**Work instruction:** Scan the entries for the word "label", and copy every line where it appears.

**Input:**
☆ ☆ ☆ ☆

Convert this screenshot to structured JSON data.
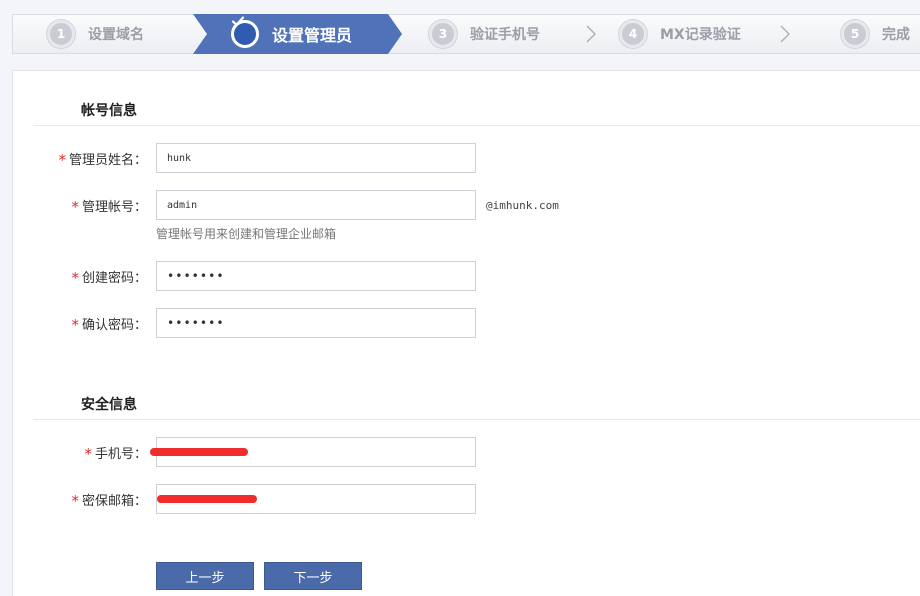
{
  "steps": [
    {
      "num": "1",
      "label": "设置域名",
      "state": "done"
    },
    {
      "num": "✓",
      "label": "设置管理员",
      "state": "active"
    },
    {
      "num": "3",
      "label": "验证手机号",
      "state": "pending"
    },
    {
      "num": "4",
      "label": "MX记录验证",
      "state": "pending"
    },
    {
      "num": "5",
      "label": "完成",
      "state": "pending"
    }
  ],
  "account_section": {
    "title": "帐号信息",
    "admin_name": {
      "label": "管理员姓名：",
      "value": "hunk"
    },
    "admin_account": {
      "label": "管理帐号：",
      "value": "admin",
      "suffix": "@imhunk.com",
      "hint": "管理帐号用来创建和管理企业邮箱"
    },
    "create_password": {
      "label": "创建密码：",
      "value": "•••••••"
    },
    "confirm_password": {
      "label": "确认密码：",
      "value": "•••••••"
    }
  },
  "security_section": {
    "title": "安全信息",
    "phone": {
      "label": "手机号：",
      "value": ""
    },
    "backup_email": {
      "label": "密保邮箱：",
      "value": ""
    }
  },
  "buttons": {
    "prev": "上一步",
    "next": "下一步"
  },
  "colors": {
    "accent": "#4a6aaa",
    "active_step": "#4f72b8",
    "required": "#d8322c",
    "redaction": "#f02c2c"
  },
  "icons": {
    "active_step": "check-icon",
    "step_separator": "chevron-right-icon"
  }
}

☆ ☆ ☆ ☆

**Your solution:**
      "label": "设置域名",
      "label": "设置管理员",
      "label": "验证手机号",
      "label": "MX记录验证",
      "label": "完成",
      "label": "管理员姓名：",
      "label": "管理帐号：",
      "label": "创建密码：",
      "label": "确认密码：",
      "label": "手机号：",
      "label": "密保邮箱：",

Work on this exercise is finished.